This is an independent blog. Please note that I am nowhere near fluent, and that these are not translations, but merely works in progress. Please do comment if you come across misreads or anything else you think is important.
To the Editor of the Kuokoa Newspaper, Much aloha to you:—Please place in one of your open columns of the speedy messenger of the emotional and dreadful story below of my dear husband, my companion, partner who I talked to, and the one I faced the hardships of this life, who left me and his great many friends and intimates; so that his friends and many intimates from the wind-facing promontory that gazes at the rain blown upon the sea at Kumukahi all the way to where the sun sinks at the base of Lehua, that Samuel Kamakea Kamakaia has passed on to the path to the back of Kane, and you will no more see his features, you will no more hear his voice, he sleeps the eternal sleep, and it is for him that I mourn with tears and regret not to be pacified, while I remember his words that I cannot forget:
“Let me die the death of the righteous, and let my last end be like his!” Continue reading →
At 9:30 p. m. on Friday, Dec. 8, 1916, my dearly beloved wife left me and the family. My dearly beloved wife had an open heart for all who visited her home, she was patient, and lived honorably. She was a woman who had aloha for her husband and family.
She was a pastor for the Hoomana Naauao church, the faith that she labored for at all times; and the first president of the Kalama Society [Ahahui Kalama] established in the year 1907, and she rose to honorary president until she left the Society of which she constantly lauded everyday, and according to what my dearly beloved said to me, “When I die, my Society will honor my funeral, and the funeral over the remains of my dearly beloved was held at the mortuary of M. E. Silva at 3:15 p. m. on Sunday, Dec. 10. The Kalama Society did not march in the funerary procession of my dear wife. Auwe for those without aloha and of their cruelty. Continue reading →
O Mr. Editor:—Please give me some open space of your paper, so that the fellows and friends will know that Mrs. Kauhane Kanahele has left this life.
For many months past she was wasting away with sickness, and a cure was sought in any way that would keep her alive; however, because of the strength of the sickness which she suffered, the silver thread was severed, and the bucket at the spring was smashed, and she went to sleep the sleep of all seasons; and it is with great sorrow and endless aloha that I grieve for her.

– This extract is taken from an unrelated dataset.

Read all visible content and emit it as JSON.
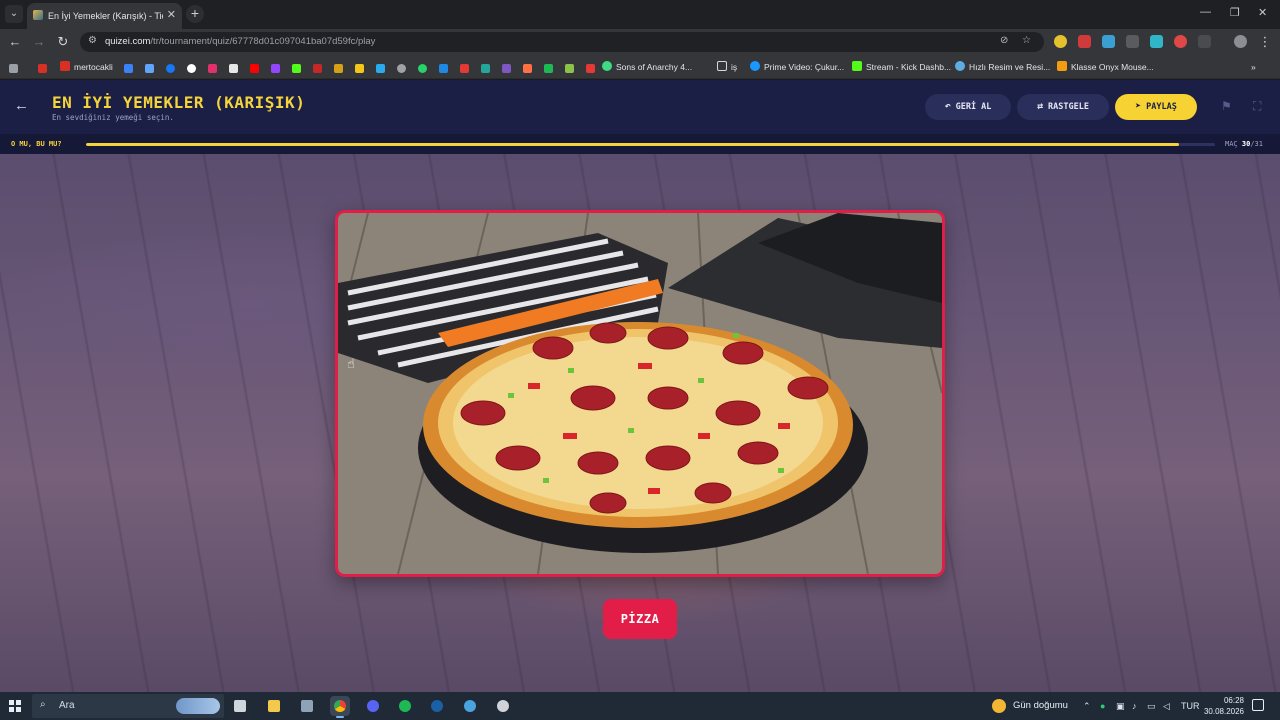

Mrs. Kauhane Kanahele was born at Keei, South Kona, Hawaii, in the month of May, 1864. There were two of them, two girls from the same loins; her elder sister died first, that being Mrs. Oneha. She married a man earlier in her youth, and from the two of them there are two children surviving; a son in America, and a daughter living with her many children. Continue reading →